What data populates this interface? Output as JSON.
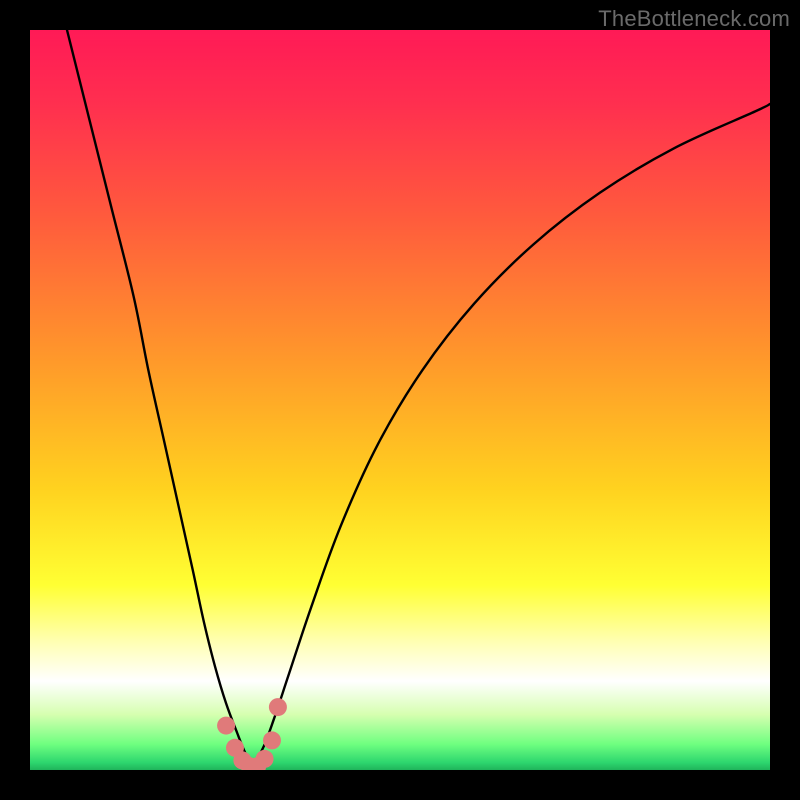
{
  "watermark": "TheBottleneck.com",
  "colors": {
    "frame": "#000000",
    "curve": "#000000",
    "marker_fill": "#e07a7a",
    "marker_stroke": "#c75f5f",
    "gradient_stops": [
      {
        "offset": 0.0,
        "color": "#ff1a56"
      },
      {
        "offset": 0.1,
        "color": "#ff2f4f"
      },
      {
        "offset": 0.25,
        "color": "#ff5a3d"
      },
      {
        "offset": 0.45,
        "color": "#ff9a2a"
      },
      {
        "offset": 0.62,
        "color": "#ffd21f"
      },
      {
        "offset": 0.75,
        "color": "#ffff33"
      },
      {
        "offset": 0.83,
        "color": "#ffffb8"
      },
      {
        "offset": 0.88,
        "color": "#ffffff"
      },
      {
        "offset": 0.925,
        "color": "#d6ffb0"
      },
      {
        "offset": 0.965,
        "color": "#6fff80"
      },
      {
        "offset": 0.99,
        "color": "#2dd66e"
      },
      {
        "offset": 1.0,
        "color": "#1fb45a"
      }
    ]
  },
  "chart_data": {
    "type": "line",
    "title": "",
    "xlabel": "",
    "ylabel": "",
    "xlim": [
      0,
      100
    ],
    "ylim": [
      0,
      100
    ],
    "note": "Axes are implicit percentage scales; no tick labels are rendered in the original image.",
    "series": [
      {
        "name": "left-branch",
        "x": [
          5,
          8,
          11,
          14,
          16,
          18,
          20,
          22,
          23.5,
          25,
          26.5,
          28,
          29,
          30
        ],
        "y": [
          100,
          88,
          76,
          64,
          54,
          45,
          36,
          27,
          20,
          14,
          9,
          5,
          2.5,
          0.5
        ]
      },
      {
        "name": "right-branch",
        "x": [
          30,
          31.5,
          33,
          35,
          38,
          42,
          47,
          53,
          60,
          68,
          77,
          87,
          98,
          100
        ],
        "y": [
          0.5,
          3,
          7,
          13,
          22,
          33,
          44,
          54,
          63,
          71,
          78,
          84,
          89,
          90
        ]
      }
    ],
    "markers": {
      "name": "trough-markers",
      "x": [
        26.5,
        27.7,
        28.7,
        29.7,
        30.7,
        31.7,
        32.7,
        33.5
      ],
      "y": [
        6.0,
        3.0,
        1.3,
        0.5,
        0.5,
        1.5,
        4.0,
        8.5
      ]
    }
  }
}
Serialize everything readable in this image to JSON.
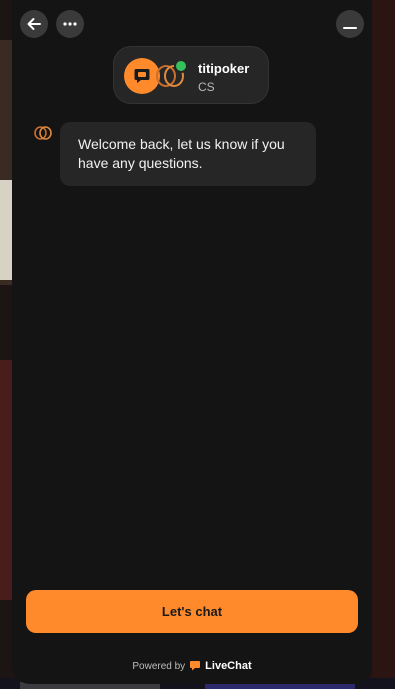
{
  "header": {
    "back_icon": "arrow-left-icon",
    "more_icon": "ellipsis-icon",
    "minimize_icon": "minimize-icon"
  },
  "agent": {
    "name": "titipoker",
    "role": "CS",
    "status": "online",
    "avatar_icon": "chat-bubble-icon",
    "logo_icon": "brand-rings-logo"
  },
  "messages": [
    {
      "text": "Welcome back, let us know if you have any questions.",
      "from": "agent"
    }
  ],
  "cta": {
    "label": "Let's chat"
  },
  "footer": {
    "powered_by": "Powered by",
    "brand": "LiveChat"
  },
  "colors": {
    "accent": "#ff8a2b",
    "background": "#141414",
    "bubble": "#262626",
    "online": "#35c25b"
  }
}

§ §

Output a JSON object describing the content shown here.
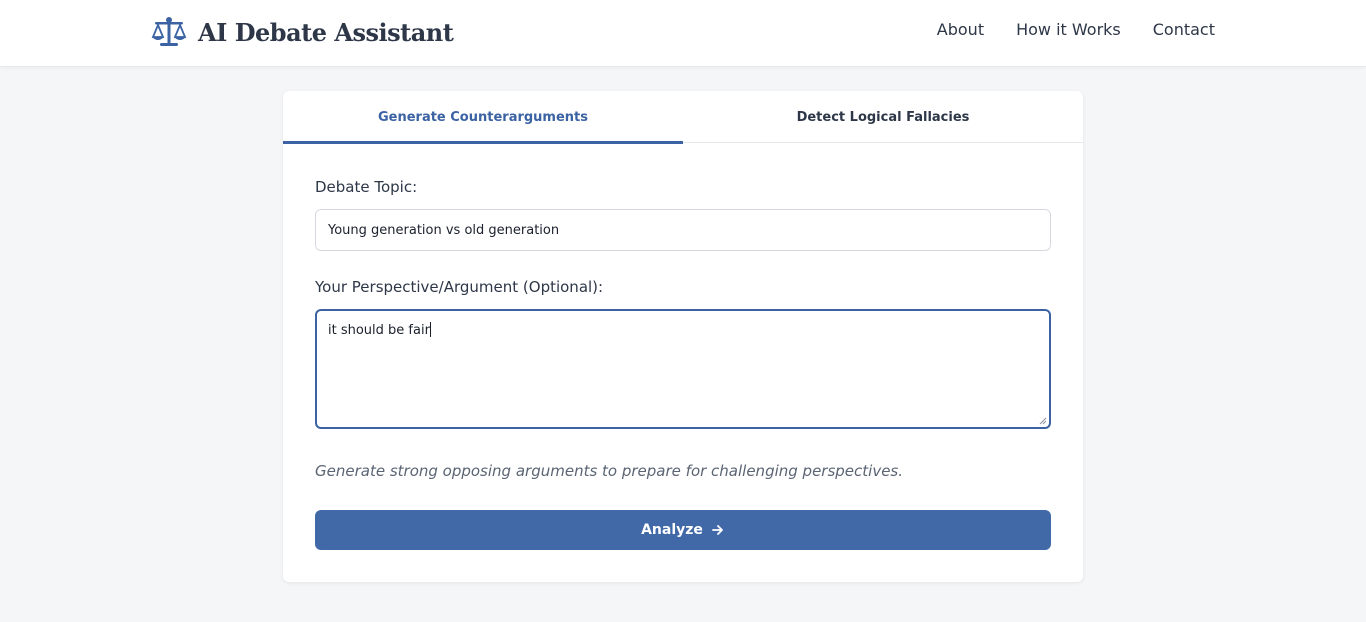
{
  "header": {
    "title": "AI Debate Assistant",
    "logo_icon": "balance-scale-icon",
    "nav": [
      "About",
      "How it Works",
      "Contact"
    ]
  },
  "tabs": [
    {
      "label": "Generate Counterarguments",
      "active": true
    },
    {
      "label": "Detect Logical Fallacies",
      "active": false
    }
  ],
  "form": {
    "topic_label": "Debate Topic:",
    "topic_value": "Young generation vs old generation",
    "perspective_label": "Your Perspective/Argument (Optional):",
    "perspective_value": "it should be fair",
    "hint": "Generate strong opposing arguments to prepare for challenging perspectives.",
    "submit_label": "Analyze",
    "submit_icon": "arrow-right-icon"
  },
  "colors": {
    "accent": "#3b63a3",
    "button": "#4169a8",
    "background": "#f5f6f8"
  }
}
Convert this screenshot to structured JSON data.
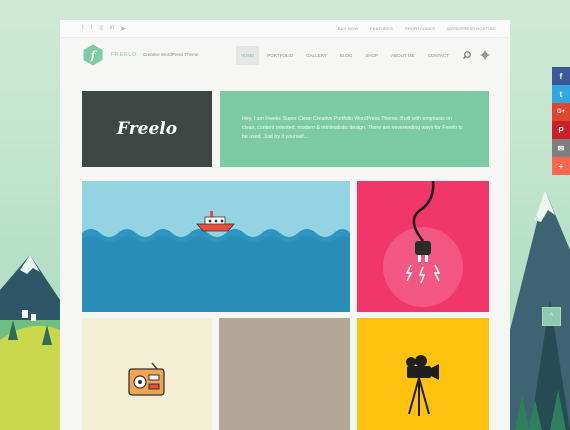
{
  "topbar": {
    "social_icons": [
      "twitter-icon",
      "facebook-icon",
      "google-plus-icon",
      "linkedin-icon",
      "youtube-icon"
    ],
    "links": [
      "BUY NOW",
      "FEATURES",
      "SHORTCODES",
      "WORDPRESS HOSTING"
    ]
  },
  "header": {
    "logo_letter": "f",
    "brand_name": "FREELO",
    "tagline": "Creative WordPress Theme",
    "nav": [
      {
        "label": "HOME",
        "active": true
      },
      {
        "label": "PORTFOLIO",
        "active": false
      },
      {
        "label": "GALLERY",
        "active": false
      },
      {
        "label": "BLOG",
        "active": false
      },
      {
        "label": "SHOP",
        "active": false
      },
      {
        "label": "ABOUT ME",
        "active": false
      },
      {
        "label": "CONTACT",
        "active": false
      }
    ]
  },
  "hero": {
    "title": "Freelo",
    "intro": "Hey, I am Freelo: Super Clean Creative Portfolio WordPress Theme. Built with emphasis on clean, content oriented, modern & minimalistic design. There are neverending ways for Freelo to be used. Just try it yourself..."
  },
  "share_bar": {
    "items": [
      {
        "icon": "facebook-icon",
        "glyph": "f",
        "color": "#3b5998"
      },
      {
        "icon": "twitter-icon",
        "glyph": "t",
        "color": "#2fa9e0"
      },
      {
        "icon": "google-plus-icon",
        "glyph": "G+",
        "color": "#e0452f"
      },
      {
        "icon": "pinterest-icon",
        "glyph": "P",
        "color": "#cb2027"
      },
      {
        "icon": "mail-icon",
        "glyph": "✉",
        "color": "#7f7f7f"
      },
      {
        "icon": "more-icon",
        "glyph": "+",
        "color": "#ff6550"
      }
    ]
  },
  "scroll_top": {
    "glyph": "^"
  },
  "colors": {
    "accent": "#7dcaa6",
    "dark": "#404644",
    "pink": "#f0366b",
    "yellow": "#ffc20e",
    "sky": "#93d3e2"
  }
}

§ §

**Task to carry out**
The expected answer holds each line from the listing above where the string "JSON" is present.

**Result**
What data populates this interface? Output as JSON.
Serialize everything readable in this image to JSON.
Output a JSON object describing the content shown here.
Convert this screenshot to structured JSON data.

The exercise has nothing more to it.